----- The data

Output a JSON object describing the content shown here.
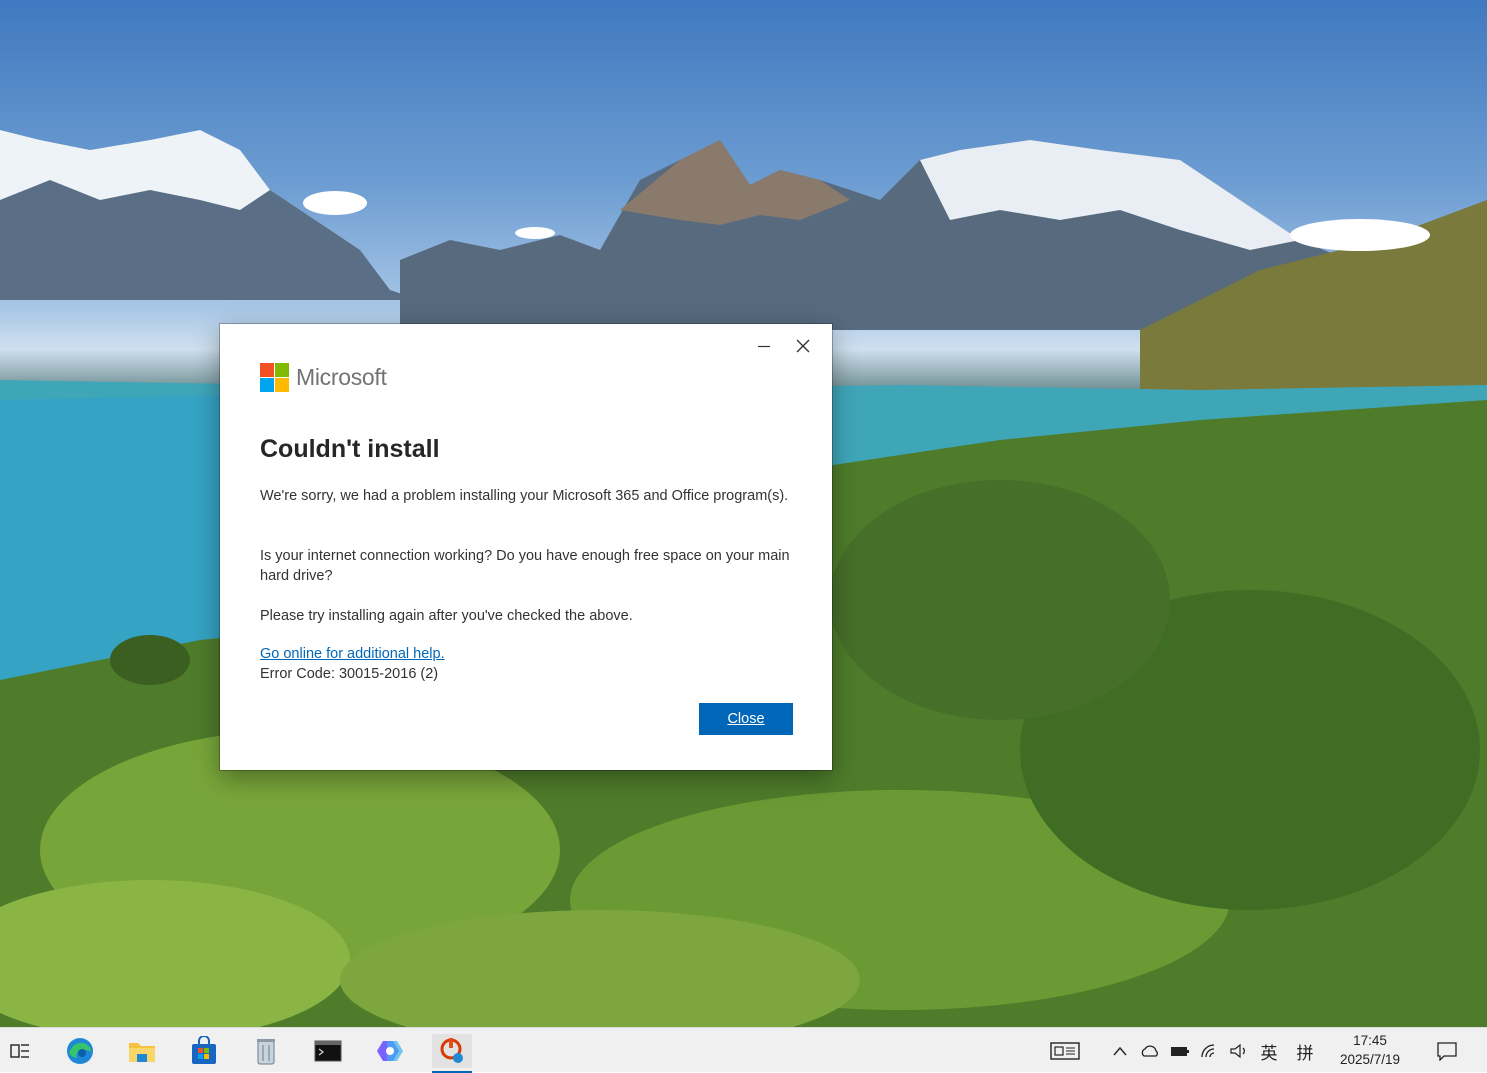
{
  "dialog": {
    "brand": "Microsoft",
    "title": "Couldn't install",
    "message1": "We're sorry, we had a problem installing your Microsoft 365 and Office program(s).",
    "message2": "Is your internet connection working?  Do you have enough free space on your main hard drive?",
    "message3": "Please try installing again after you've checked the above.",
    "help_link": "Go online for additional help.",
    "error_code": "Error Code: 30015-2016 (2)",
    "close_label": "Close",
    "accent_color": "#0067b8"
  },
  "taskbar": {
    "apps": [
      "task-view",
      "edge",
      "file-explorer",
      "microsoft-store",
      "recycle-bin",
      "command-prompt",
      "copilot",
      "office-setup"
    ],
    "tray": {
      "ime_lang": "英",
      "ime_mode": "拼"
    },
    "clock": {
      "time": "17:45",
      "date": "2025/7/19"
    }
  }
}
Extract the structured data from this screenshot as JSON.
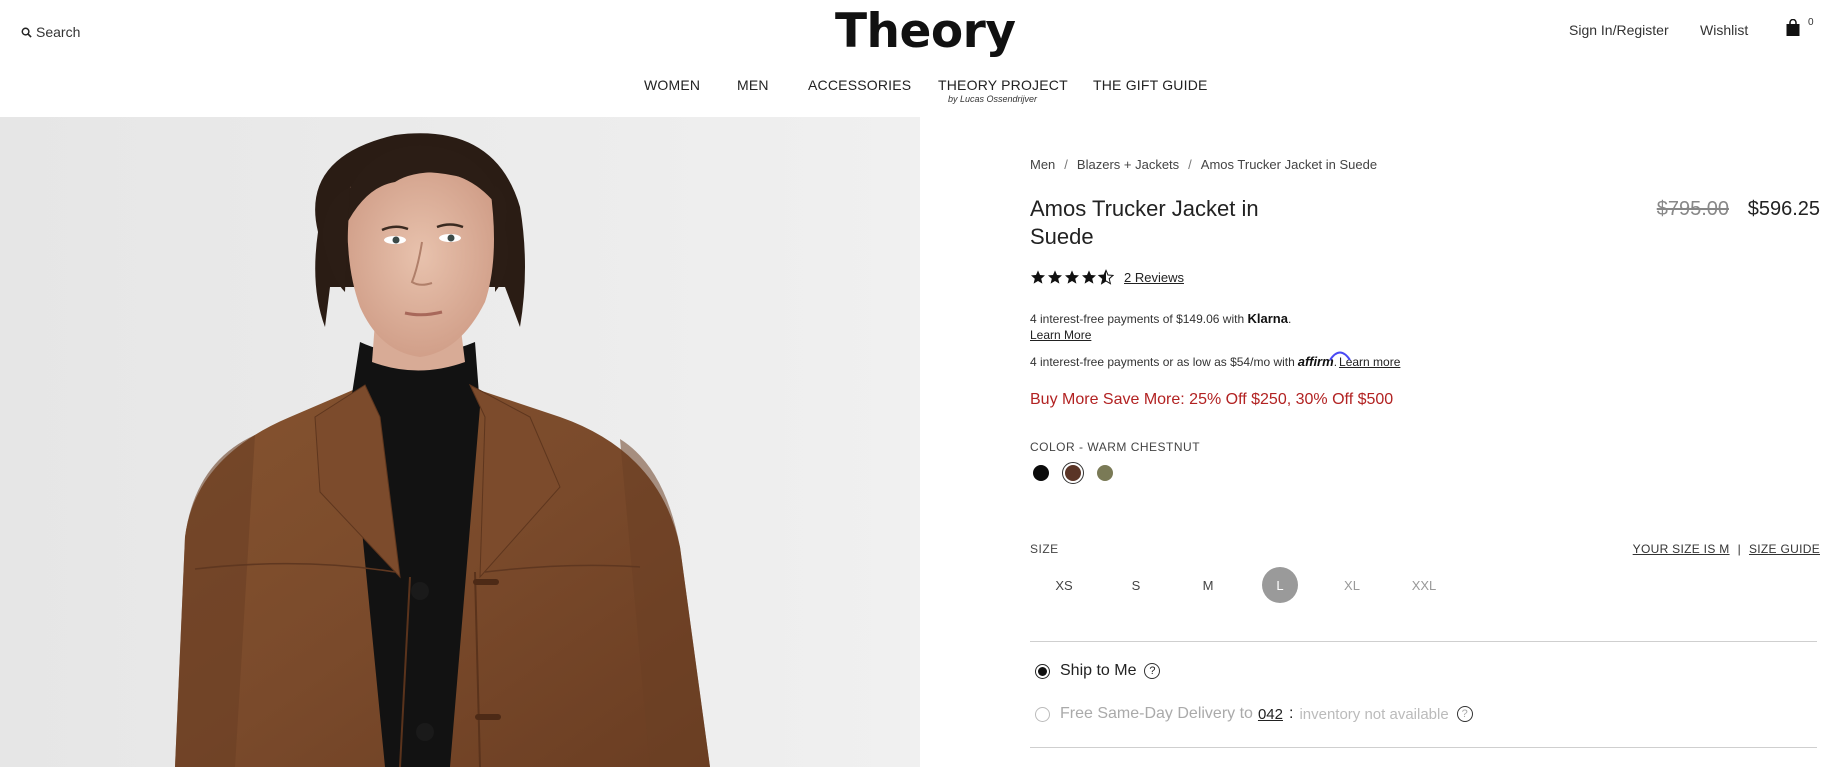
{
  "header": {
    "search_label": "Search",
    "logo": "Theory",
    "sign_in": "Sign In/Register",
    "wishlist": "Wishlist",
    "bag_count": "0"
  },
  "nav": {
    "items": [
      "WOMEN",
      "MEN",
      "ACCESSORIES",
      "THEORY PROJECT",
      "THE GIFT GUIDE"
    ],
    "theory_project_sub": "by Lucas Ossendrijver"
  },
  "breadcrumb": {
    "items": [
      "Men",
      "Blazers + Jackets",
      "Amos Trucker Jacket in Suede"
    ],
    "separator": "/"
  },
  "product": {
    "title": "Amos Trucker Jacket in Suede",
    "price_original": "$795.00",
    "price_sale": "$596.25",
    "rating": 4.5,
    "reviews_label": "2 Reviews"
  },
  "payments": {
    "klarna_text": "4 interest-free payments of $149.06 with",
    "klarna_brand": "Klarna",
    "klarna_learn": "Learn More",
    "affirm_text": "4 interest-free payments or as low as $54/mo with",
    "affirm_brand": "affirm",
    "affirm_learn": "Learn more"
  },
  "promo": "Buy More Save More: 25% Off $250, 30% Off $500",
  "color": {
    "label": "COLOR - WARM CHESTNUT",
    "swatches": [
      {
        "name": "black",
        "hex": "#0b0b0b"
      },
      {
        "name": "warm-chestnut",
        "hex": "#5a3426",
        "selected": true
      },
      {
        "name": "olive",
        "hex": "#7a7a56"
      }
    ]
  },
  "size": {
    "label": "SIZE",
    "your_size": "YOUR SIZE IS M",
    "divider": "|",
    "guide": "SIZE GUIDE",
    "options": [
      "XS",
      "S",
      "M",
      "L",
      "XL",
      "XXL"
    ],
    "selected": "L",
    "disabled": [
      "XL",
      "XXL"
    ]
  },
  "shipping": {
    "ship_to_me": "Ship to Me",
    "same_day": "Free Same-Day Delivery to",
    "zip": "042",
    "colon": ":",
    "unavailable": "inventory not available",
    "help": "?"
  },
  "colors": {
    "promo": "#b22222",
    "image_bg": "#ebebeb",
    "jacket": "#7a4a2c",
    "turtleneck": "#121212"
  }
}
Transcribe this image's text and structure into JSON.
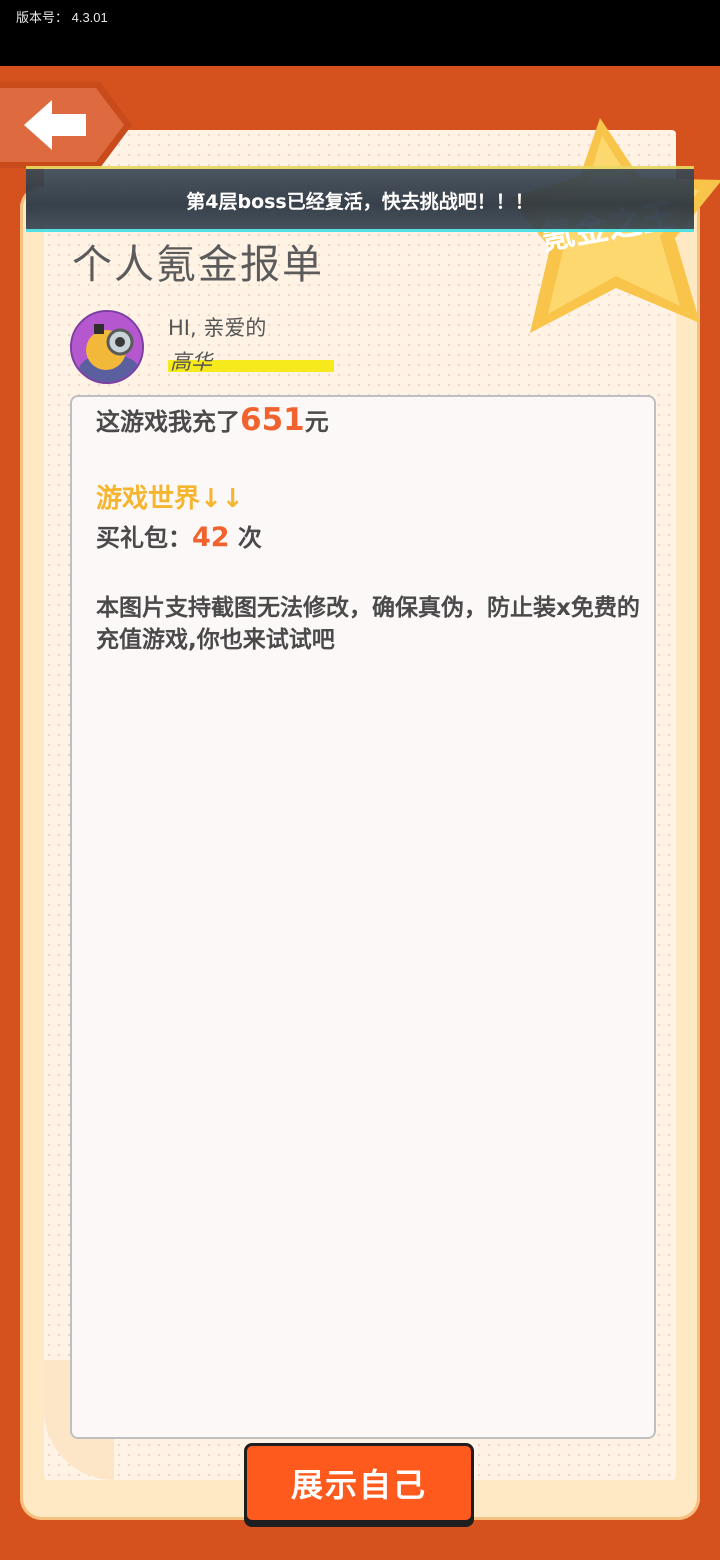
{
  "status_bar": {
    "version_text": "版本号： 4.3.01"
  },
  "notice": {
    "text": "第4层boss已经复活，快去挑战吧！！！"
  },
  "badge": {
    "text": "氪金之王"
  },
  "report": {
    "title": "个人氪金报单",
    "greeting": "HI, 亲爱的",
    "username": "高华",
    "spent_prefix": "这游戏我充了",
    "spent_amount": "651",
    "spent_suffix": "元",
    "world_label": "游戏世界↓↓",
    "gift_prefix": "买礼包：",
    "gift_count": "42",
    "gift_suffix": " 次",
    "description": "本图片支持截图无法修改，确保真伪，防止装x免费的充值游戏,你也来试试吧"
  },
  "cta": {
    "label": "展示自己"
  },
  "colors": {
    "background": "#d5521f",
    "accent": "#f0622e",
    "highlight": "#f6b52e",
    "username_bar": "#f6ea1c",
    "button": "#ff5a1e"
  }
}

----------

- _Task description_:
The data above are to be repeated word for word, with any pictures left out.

- _Response to this task_:
Output a JSON object describing the content shown here.
{
  "dialog": {
    "brand": "Microsoft",
    "title": "Couldn't install",
    "message1": "We're sorry, we had a problem installing your Microsoft 365 and Office program(s).",
    "message2": "Is your internet connection working?  Do you have enough free space on your main hard drive?",
    "message3": "Please try installing again after you've checked the above.",
    "help_link": "Go online for additional help.",
    "error_code": "Error Code: 30015-2016 (2)",
    "close_label": "Close",
    "accent_color": "#0067b8"
  },
  "taskbar": {
    "apps": [
      "task-view",
      "edge",
      "file-explorer",
      "microsoft-store",
      "recycle-bin",
      "command-prompt",
      "copilot",
      "office-setup"
    ],
    "tray": {
      "ime_lang": "英",
      "ime_mode": "拼"
    },
    "clock": {
      "time": "17:45",
      "date": "2025/7/19"
    }
  }
}
Extract the structured data from this screenshot as JSON.
{
  "header": {
    "search_label": "Search",
    "logo": "Theory",
    "sign_in": "Sign In/Register",
    "wishlist": "Wishlist",
    "bag_count": "0"
  },
  "nav": {
    "items": [
      "WOMEN",
      "MEN",
      "ACCESSORIES",
      "THEORY PROJECT",
      "THE GIFT GUIDE"
    ],
    "theory_project_sub": "by Lucas Ossendrijver"
  },
  "breadcrumb": {
    "items": [
      "Men",
      "Blazers + Jackets",
      "Amos Trucker Jacket in Suede"
    ],
    "separator": "/"
  },
  "product": {
    "title": "Amos Trucker Jacket in Suede",
    "price_original": "$795.00",
    "price_sale": "$596.25",
    "rating": 4.5,
    "reviews_label": "2 Reviews"
  },
  "payments": {
    "klarna_text": "4 interest-free payments of $149.06 with",
    "klarna_brand": "Klarna",
    "klarna_learn": "Learn More",
    "affirm_text": "4 interest-free payments or as low as $54/mo with",
    "affirm_brand": "affirm",
    "affirm_learn": "Learn more"
  },
  "promo": "Buy More Save More: 25% Off $250, 30% Off $500",
  "color": {
    "label": "COLOR - WARM CHESTNUT",
    "swatches": [
      {
        "name": "black",
        "hex": "#0b0b0b"
      },
      {
        "name": "warm-chestnut",
        "hex": "#5a3426",
        "selected": true
      },
      {
        "name": "olive",
        "hex": "#7a7a56"
      }
    ]
  },
  "size": {
    "label": "SIZE",
    "your_size": "YOUR SIZE IS M",
    "divider": "|",
    "guide": "SIZE GUIDE",
    "options": [
      "XS",
      "S",
      "M",
      "L",
      "XL",
      "XXL"
    ],
    "selected": "L",
    "disabled": [
      "XL",
      "XXL"
    ]
  },
  "shipping": {
    "ship_to_me": "Ship to Me",
    "same_day": "Free Same-Day Delivery to",
    "zip": "042",
    "colon": ":",
    "unavailable": "inventory not available",
    "help": "?"
  },
  "colors": {
    "promo": "#b22222",
    "image_bg": "#ebebeb",
    "jacket": "#7a4a2c",
    "turtleneck": "#121212"
  }
}
Transcribe this image's text and structure into JSON.
{
  "status_bar": {
    "version_text": "版本号： 4.3.01"
  },
  "notice": {
    "text": "第4层boss已经复活，快去挑战吧！！！"
  },
  "badge": {
    "text": "氪金之王"
  },
  "report": {
    "title": "个人氪金报单",
    "greeting": "HI, 亲爱的",
    "username": "高华",
    "spent_prefix": "这游戏我充了",
    "spent_amount": "651",
    "spent_suffix": "元",
    "world_label": "游戏世界↓↓",
    "gift_prefix": "买礼包：",
    "gift_count": "42",
    "gift_suffix": " 次",
    "description": "本图片支持截图无法修改，确保真伪，防止装x免费的充值游戏,你也来试试吧"
  },
  "cta": {
    "label": "展示自己"
  },
  "colors": {
    "background": "#d5521f",
    "accent": "#f0622e",
    "highlight": "#f6b52e",
    "username_bar": "#f6ea1c",
    "button": "#ff5a1e"
  }
}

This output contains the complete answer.